Declared as one of the finest hotels in the state, the hotel was luxuriously furnished, provided thick carpeting, and its walls were adorned with costly oil paintings. Providing 16 bedrooms, each with a “view,” they were fitted with solid walnut furnishings, toilet stands, fine fixtures, and wallpaper. The lobby was equipped with three elegant chandeliers and more luxurious furnishings, while the kitchen boasted hot and cold running water and facilities to serve some 500 people in the span of a couple of hours. The hotel opened with an invitation only ball on September 9, 1880. During its first few years, the hotel often housed some of Tombstone’s most famous residents including Wyatt and Virgil Earp, Doc Holliday, and the Clanton Gang when they came into town. In fact, Ike Clanton and the two McLaury brothers were registered guests the night before the famous OK Corral gunfight. 

I got myself a nice burger and Coke and enjoyed the entertainment provided by the singing piano player. The waitresses dress in period authentic clothing and the place was packed with people. Rudy took us for a tour of the basement that has been turned into a gift shop and said to be active to the paranormal.

Not only does this historic saloon continue to be popular among its new patrons, but is also said to remain home to a couple of spectral ones as well. The most evident is that of the “Swamper”, who allegedly has never left the building.

Staff, locals and tourists alike have had experiences with this old miner, ranging from photos where he has appeared to a number of fleeting appearances as he roams the halls, stairways, and especially the basement. Part of the legend claims that the “Swamper” hid his silver somewhere in the building and returns to protect it. We had a nice time discussing some of the stories with the lady that worked in the gift shop, she offered a few of her own experiences. I did not get a creepy vibe from the place at all but then again at night alone in a basement may be a different story.

Our last stop of the day was to a local photography shop where we had decided to take a few vintage photographs of us to remember our time together. We actually brought in our own Airguns and was surprised how open and willing the photographers were to help us with our back in time photograph.

“The Four Amigos”

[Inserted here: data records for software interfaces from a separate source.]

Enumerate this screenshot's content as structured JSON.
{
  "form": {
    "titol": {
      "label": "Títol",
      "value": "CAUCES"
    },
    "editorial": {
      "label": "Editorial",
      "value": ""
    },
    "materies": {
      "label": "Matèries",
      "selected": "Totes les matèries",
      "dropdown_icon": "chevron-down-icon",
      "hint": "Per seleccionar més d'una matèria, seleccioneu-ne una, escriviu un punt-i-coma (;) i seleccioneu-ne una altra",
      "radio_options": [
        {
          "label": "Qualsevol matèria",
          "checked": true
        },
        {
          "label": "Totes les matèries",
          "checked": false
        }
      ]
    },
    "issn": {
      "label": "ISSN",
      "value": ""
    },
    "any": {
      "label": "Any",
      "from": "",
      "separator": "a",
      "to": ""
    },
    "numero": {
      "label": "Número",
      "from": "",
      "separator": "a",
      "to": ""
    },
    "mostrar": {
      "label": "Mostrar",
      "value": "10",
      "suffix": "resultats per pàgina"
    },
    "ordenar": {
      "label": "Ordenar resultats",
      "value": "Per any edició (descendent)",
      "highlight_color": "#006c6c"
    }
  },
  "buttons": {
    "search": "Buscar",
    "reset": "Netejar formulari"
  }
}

Rudy was the most amazing host to us and am so grateful to have made such a good friend out of this whole adventure. This is what Airgunning is all about, sharing with others and growing from every experience. We plan to do future hunts together and look forward to getting out more with the Tactacam. I really want to thank Pyramydair for making this trip possible and hope that you will use the links provided throughout this article. Enclosed below is our full adventure in video form I hope some may find enjoyable. Please help us out by subscribing to our YouTube Channel.



Dana Webb











4 replies
  1. Brad nelson
    Brad nelson says:

    Excellent article Dana. Really makes you feel like you were there as a reader experiencing and enjoying everything you guys saw and did.

  2. Rudy Nunez
    Rudy Nunez says:

    Fantastic write up. Really captures the essence of the trip and will captivate any reader. There is more to hunting than just the kill. It’s the experience and being able to relive and share those memories. Bravo!


Leave a Reply

Want to join the discussion?
Feel free to contribute!

Leave a Comment

This site uses Akismet to reduce spam. Learn how your comment data is processed.